**** Supplied data
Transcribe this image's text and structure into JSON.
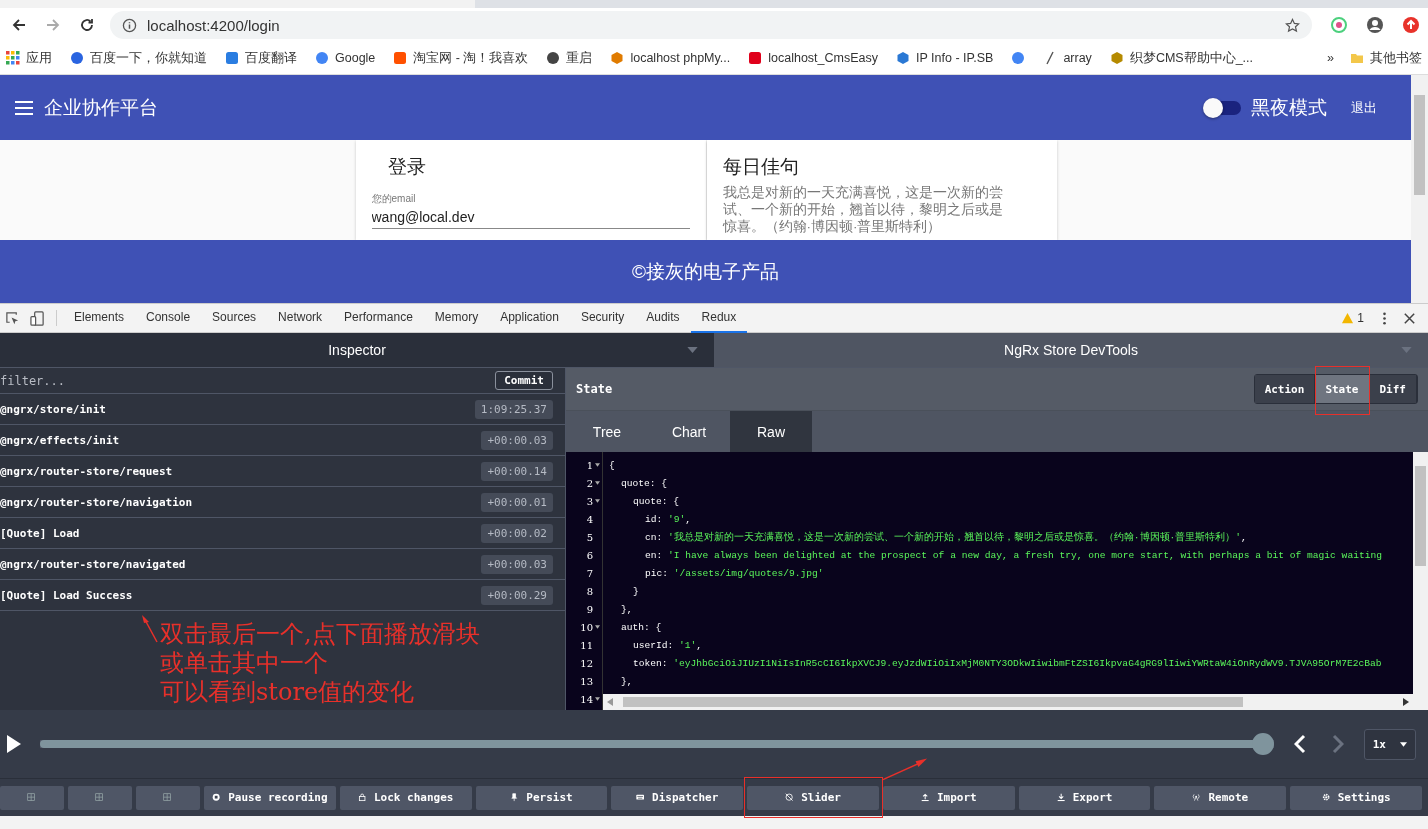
{
  "browser": {
    "url": "localhost:4200/login",
    "bookmarks": [
      {
        "kind": "link",
        "label": "应用"
      },
      {
        "kind": "link",
        "label": "百度一下，你就知道"
      },
      {
        "kind": "link",
        "label": "百度翻译"
      },
      {
        "kind": "link",
        "label": "Google"
      },
      {
        "kind": "link",
        "label": "淘宝网 - 淘！我喜欢"
      },
      {
        "kind": "link",
        "label": "重启"
      },
      {
        "kind": "link",
        "label": "localhost phpMy..."
      },
      {
        "kind": "link",
        "label": "localhost_CmsEasy"
      },
      {
        "kind": "link",
        "label": "IP Info - IP.SB"
      },
      {
        "kind": "icon"
      },
      {
        "kind": "link",
        "label": "array"
      },
      {
        "kind": "link",
        "label": "织梦CMS帮助中心_..."
      }
    ],
    "more": "»",
    "other_bookmarks": "其他书签"
  },
  "app": {
    "title": "企业协作平台",
    "dark_mode": {
      "label": "黑夜模式",
      "on": false
    },
    "logout": "退出",
    "login_card": {
      "title": "登录",
      "email_label": "您的email",
      "email_value": "wang@local.dev"
    },
    "quote_card": {
      "title": "每日佳句",
      "text": "我总是对新的一天充满喜悦，这是一次新的尝试、一个新的开始，翘首以待，黎明之后或是惊喜。（约翰·博因顿·普里斯特利）"
    },
    "footer": "©接灰的电子产品"
  },
  "devtools": {
    "tabs": [
      {
        "label": "Elements",
        "selected": false
      },
      {
        "label": "Console",
        "selected": false
      },
      {
        "label": "Sources",
        "selected": false
      },
      {
        "label": "Network",
        "selected": false
      },
      {
        "label": "Performance",
        "selected": false
      },
      {
        "label": "Memory",
        "selected": false
      },
      {
        "label": "Application",
        "selected": false
      },
      {
        "label": "Security",
        "selected": false
      },
      {
        "label": "Audits",
        "selected": false
      },
      {
        "label": "Redux",
        "selected": true
      }
    ],
    "warnings": "1"
  },
  "inspector": {
    "title": "Inspector",
    "monitor": "NgRx Store DevTools",
    "filter_placeholder": "filter...",
    "commit": "Commit",
    "actions": [
      {
        "name": "@ngrx/store/init",
        "time": "1:09:25.37"
      },
      {
        "name": "@ngrx/effects/init",
        "time": "+00:00.03"
      },
      {
        "name": "@ngrx/router-store/request",
        "time": "+00:00.14"
      },
      {
        "name": "@ngrx/router-store/navigation",
        "time": "+00:00.01"
      },
      {
        "name": "[Quote] Load",
        "time": "+00:00.02"
      },
      {
        "name": "@ngrx/router-store/navigated",
        "time": "+00:00.03"
      },
      {
        "name": "[Quote] Load Success",
        "time": "+00:00.29"
      }
    ]
  },
  "state_panel": {
    "title": "State",
    "modes": [
      {
        "label": "Action",
        "selected": false,
        "highlighted": false
      },
      {
        "label": "State",
        "selected": true,
        "highlighted": true
      },
      {
        "label": "Diff",
        "selected": false,
        "highlighted": false
      }
    ],
    "views": [
      {
        "label": "Tree",
        "selected": false
      },
      {
        "label": "Chart",
        "selected": false
      },
      {
        "label": "Raw",
        "selected": true
      }
    ],
    "code_lines": [
      {
        "num": "1",
        "fold": true,
        "key": "{"
      },
      {
        "num": "2",
        "fold": true,
        "key": "quote: {"
      },
      {
        "num": "3",
        "fold": true,
        "key": "quote: {"
      },
      {
        "num": "4",
        "fold": false,
        "key": "id: ",
        "value": "'9'",
        "tail": ","
      },
      {
        "num": "5",
        "fold": false,
        "key": "cn: ",
        "value": "'我总是对新的一天充满喜悦，这是一次新的尝试、一个新的开始，翘首以待，黎明之后或是惊喜。（约翰·博因顿·普里斯特利）'",
        "tail": ","
      },
      {
        "num": "6",
        "fold": false,
        "key": "en: ",
        "value": "'I have always been delighted at the prospect of a new day, a fresh try, one more start, with perhaps a bit of magic waiting"
      },
      {
        "num": "7",
        "fold": false,
        "key": "pic: ",
        "value": "'/assets/img/quotes/9.jpg'"
      },
      {
        "num": "8",
        "fold": false,
        "key": "}"
      },
      {
        "num": "9",
        "fold": false,
        "key": "},"
      },
      {
        "num": "10",
        "fold": true,
        "key": "auth: {"
      },
      {
        "num": "11",
        "fold": false,
        "key": "userId: ",
        "value": "'1'",
        "tail": ","
      },
      {
        "num": "12",
        "fold": false,
        "key": "token: ",
        "value": "'eyJhbGciOiJIUzI1NiIsInR5cCI6IkpXVCJ9.eyJzdWIiOiIxMjM0NTY3ODkwIiwibmFtZSI6IkpvaG4gRG9lIiwiYWRtaW4iOnRydWV9.TJVA95OrM7E2cBab"
      },
      {
        "num": "13",
        "fold": false,
        "key": "},"
      },
      {
        "num": "14",
        "fold": true
      }
    ]
  },
  "player": {
    "level": 1,
    "prev_disabled": false,
    "next_disabled": true,
    "speed": "1x"
  },
  "toolbar": [
    {
      "kind": "layout",
      "highlighted": false
    },
    {
      "kind": "layout",
      "highlighted": false
    },
    {
      "kind": "layout",
      "highlighted": false
    },
    {
      "kind": "labeled",
      "label": "Pause recording",
      "highlighted": false
    },
    {
      "kind": "labeled",
      "label": "Lock changes",
      "highlighted": false
    },
    {
      "kind": "labeled",
      "label": "Persist",
      "highlighted": false
    },
    {
      "kind": "labeled",
      "label": "Dispatcher",
      "highlighted": false
    },
    {
      "kind": "labeled",
      "label": "Slider",
      "highlighted": true
    },
    {
      "kind": "labeled",
      "label": "Import",
      "highlighted": false
    },
    {
      "kind": "labeled",
      "label": "Export",
      "highlighted": false
    },
    {
      "kind": "labeled",
      "label": "Remote",
      "highlighted": false
    },
    {
      "kind": "labeled",
      "label": "Settings",
      "highlighted": false
    }
  ],
  "annotation": {
    "lines": [
      "双击最后一个,点下面播放滑块",
      "或单击其中一个",
      "可以看到store值的变化"
    ]
  }
}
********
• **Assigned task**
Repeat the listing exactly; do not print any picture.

• **Expected answer**
Transcribe this image's text and structure into JSON.
{
  "browser": {
    "url": "localhost:4200/login",
    "bookmarks": [
      {
        "kind": "link",
        "label": "应用"
      },
      {
        "kind": "link",
        "label": "百度一下，你就知道"
      },
      {
        "kind": "link",
        "label": "百度翻译"
      },
      {
        "kind": "link",
        "label": "Google"
      },
      {
        "kind": "link",
        "label": "淘宝网 - 淘！我喜欢"
      },
      {
        "kind": "link",
        "label": "重启"
      },
      {
        "kind": "link",
        "label": "localhost phpMy..."
      },
      {
        "kind": "link",
        "label": "localhost_CmsEasy"
      },
      {
        "kind": "link",
        "label": "IP Info - IP.SB"
      },
      {
        "kind": "icon"
      },
      {
        "kind": "link",
        "label": "array"
      },
      {
        "kind": "link",
        "label": "织梦CMS帮助中心_..."
      }
    ],
    "more": "»",
    "other_bookmarks": "其他书签"
  },
  "app": {
    "title": "企业协作平台",
    "dark_mode": {
      "label": "黑夜模式",
      "on": false
    },
    "logout": "退出",
    "login_card": {
      "title": "登录",
      "email_label": "您的email",
      "email_value": "wang@local.dev"
    },
    "quote_card": {
      "title": "每日佳句",
      "text": "我总是对新的一天充满喜悦，这是一次新的尝试、一个新的开始，翘首以待，黎明之后或是惊喜。（约翰·博因顿·普里斯特利）"
    },
    "footer": "©接灰的电子产品"
  },
  "devtools": {
    "tabs": [
      {
        "label": "Elements",
        "selected": false
      },
      {
        "label": "Console",
        "selected": false
      },
      {
        "label": "Sources",
        "selected": false
      },
      {
        "label": "Network",
        "selected": false
      },
      {
        "label": "Performance",
        "selected": false
      },
      {
        "label": "Memory",
        "selected": false
      },
      {
        "label": "Application",
        "selected": false
      },
      {
        "label": "Security",
        "selected": false
      },
      {
        "label": "Audits",
        "selected": false
      },
      {
        "label": "Redux",
        "selected": true
      }
    ],
    "warnings": "1"
  },
  "inspector": {
    "title": "Inspector",
    "monitor": "NgRx Store DevTools",
    "filter_placeholder": "filter...",
    "commit": "Commit",
    "actions": [
      {
        "name": "@ngrx/store/init",
        "time": "1:09:25.37"
      },
      {
        "name": "@ngrx/effects/init",
        "time": "+00:00.03"
      },
      {
        "name": "@ngrx/router-store/request",
        "time": "+00:00.14"
      },
      {
        "name": "@ngrx/router-store/navigation",
        "time": "+00:00.01"
      },
      {
        "name": "[Quote] Load",
        "time": "+00:00.02"
      },
      {
        "name": "@ngrx/router-store/navigated",
        "time": "+00:00.03"
      },
      {
        "name": "[Quote] Load Success",
        "time": "+00:00.29"
      }
    ]
  },
  "state_panel": {
    "title": "State",
    "modes": [
      {
        "label": "Action",
        "selected": false,
        "highlighted": false
      },
      {
        "label": "State",
        "selected": true,
        "highlighted": true
      },
      {
        "label": "Diff",
        "selected": false,
        "highlighted": false
      }
    ],
    "views": [
      {
        "label": "Tree",
        "selected": false
      },
      {
        "label": "Chart",
        "selected": false
      },
      {
        "label": "Raw",
        "selected": true
      }
    ],
    "code_lines": [
      {
        "num": "1",
        "fold": true,
        "key": "{"
      },
      {
        "num": "2",
        "fold": true,
        "key": "quote: {"
      },
      {
        "num": "3",
        "fold": true,
        "key": "quote: {"
      },
      {
        "num": "4",
        "fold": false,
        "key": "id: ",
        "value": "'9'",
        "tail": ","
      },
      {
        "num": "5",
        "fold": false,
        "key": "cn: ",
        "value": "'我总是对新的一天充满喜悦，这是一次新的尝试、一个新的开始，翘首以待，黎明之后或是惊喜。（约翰·博因顿·普里斯特利）'",
        "tail": ","
      },
      {
        "num": "6",
        "fold": false,
        "key": "en: ",
        "value": "'I have always been delighted at the prospect of a new day, a fresh try, one more start, with perhaps a bit of magic waiting"
      },
      {
        "num": "7",
        "fold": false,
        "key": "pic: ",
        "value": "'/assets/img/quotes/9.jpg'"
      },
      {
        "num": "8",
        "fold": false,
        "key": "}"
      },
      {
        "num": "9",
        "fold": false,
        "key": "},"
      },
      {
        "num": "10",
        "fold": true,
        "key": "auth: {"
      },
      {
        "num": "11",
        "fold": false,
        "key": "userId: ",
        "value": "'1'",
        "tail": ","
      },
      {
        "num": "12",
        "fold": false,
        "key": "token: ",
        "value": "'eyJhbGciOiJIUzI1NiIsInR5cCI6IkpXVCJ9.eyJzdWIiOiIxMjM0NTY3ODkwIiwibmFtZSI6IkpvaG4gRG9lIiwiYWRtaW4iOnRydWV9.TJVA95OrM7E2cBab"
      },
      {
        "num": "13",
        "fold": false,
        "key": "},"
      },
      {
        "num": "14",
        "fold": true
      }
    ]
  },
  "player": {
    "level": 1,
    "prev_disabled": false,
    "next_disabled": true,
    "speed": "1x"
  },
  "toolbar": [
    {
      "kind": "layout",
      "highlighted": false
    },
    {
      "kind": "layout",
      "highlighted": false
    },
    {
      "kind": "layout",
      "highlighted": false
    },
    {
      "kind": "labeled",
      "label": "Pause recording",
      "highlighted": false
    },
    {
      "kind": "labeled",
      "label": "Lock changes",
      "highlighted": false
    },
    {
      "kind": "labeled",
      "label": "Persist",
      "highlighted": false
    },
    {
      "kind": "labeled",
      "label": "Dispatcher",
      "highlighted": false
    },
    {
      "kind": "labeled",
      "label": "Slider",
      "highlighted": true
    },
    {
      "kind": "labeled",
      "label": "Import",
      "highlighted": false
    },
    {
      "kind": "labeled",
      "label": "Export",
      "highlighted": false
    },
    {
      "kind": "labeled",
      "label": "Remote",
      "highlighted": false
    },
    {
      "kind": "labeled",
      "label": "Settings",
      "highlighted": false
    }
  ],
  "annotation": {
    "lines": [
      "双击最后一个,点下面播放滑块",
      "或单击其中一个",
      "可以看到store值的变化"
    ]
  }
}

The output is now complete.